It took only 10 days of being absent to be invaded. That seems like such a short time for nature to crawl in and take over. But that’s all it took.
I opened the pantry door and was immediately struck by the smell, a musty funk that I’m certain wasn’t there when I left. I paused taking it in despite its ability to scrunch and contort my face all on its own. I lingered there trying to identify it. Then I noticed them. Small pellets scattered on the shelves and immediately identified the funk, as mouse excrement. By the looks of it, an army had invaded my pantry in the 10 days that I was gone on a fishing trip.
I closed the closet door quickly. An act that was, at best, a feeble attempt to simply make it “go away,” but it didn’t. I reopened the door pensively, paused, and decided to call in the big gun, my husband. A hunter angler who grew up on an 8000-acre ranch, he was better equipped to deal with this than me. He assessed the situation and immediately took actions to eradicate the problem. First a quick trip to Home Depot to purchase traps. Then, strategic placement of the traps, disguised as little peanut butter havens, throughout the pantry. My heart dropped. Mouse traps are rather raw and to the point. They look like mini torture devised that would be found in 16th century dungeons or used during the Inquisition. What about “catch and release” – for mice?
Later that evening preparing for bed I opened the cabinet under the sink in my bathroom. Mouse poop, and a lot of it! The invasion was deeper than I imagined. The kitchen pantry is an obvious. It’s filled with crackers, flour, cereal, snack bars (although the mice seemed to prefer the bags of straight sugar more than anything else – these mice were hard core). But bathrooms contain no food. This was serious. I now feared for my life and my home. Another call out to the big gun and additional traps were set.
Then, that night while reading in bed, I heard it. A distinct and lethal snap. The trap under the sink in the bathroom had gone off. I held my book, frozen and listened. Would there be a squeak, a wince, a cry? Nothing. I felt sad, heavy hearted and a tiny bit relieved. I tried to find satisfaction in the capture and go back to reading. Then moments later, a noise, a knocking and tapping coming from the same place. The mouse was still alive, in the trap, trying to escape. I panicked and woke my husband. “It’s still alive!” Groggy and bleary-eyed he responds, “You woke me for that? It’ll be dead by morning.” Oh God! I am now a victim of my own torture! I sat there for another 30 minutes, listening. I couldn’t bear to go look. I am terrified of mice. I am terrified by the thought of killing them. I am even more terrified by the thought of torturing them. How can I say I practice catch and release?
First thing when I open my eyes the next morning, I think of the mouse and remember the sounds. I rouse my husband and urge him to go look.

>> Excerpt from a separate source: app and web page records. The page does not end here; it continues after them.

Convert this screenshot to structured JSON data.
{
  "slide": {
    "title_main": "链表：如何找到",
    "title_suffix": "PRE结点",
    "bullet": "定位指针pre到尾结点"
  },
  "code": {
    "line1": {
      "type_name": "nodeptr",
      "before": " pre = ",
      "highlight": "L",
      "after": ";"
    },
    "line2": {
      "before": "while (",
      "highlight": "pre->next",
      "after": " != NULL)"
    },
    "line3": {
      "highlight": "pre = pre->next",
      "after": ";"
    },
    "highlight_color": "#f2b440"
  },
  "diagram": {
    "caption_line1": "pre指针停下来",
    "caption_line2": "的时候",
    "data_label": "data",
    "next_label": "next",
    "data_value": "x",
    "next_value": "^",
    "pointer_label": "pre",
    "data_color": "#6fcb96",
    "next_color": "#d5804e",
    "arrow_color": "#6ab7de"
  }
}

In order to appease me, he does. What he finds is, nothing. No dead mouse. No live mouse, not even a trap. All have disappeared. I am in disbelief and simultaneously awe-struck. The shear will to live, to survive. Damn. That was one bad-ass mouse that I’m certain is dead, or will be shortly yet, will forever have my respect. My husband promptly replaces the missing trap with a new one.
Over coffee we discuss the concept of catch and release for fish and mice. I want to try a kinder, gentler mouse trap with a live release. He responds that unlike fish, mice carry disease. True. But if we could only set them free, their pestilence would not infer, cross our path, or put us at risk. Possibly. I’m left pondering the concept of catch and release, itself, a kind of torture, but one I practice routinely. Is it okay to catch and release a fish and not a mouse? Why do we practice this concept with some animals but not others? How do we determine what to release, what to keep and what to kill? All questions that I’ll continue to grapple with as I continue to take back my pantry, my bathroom, my home with my war against mice.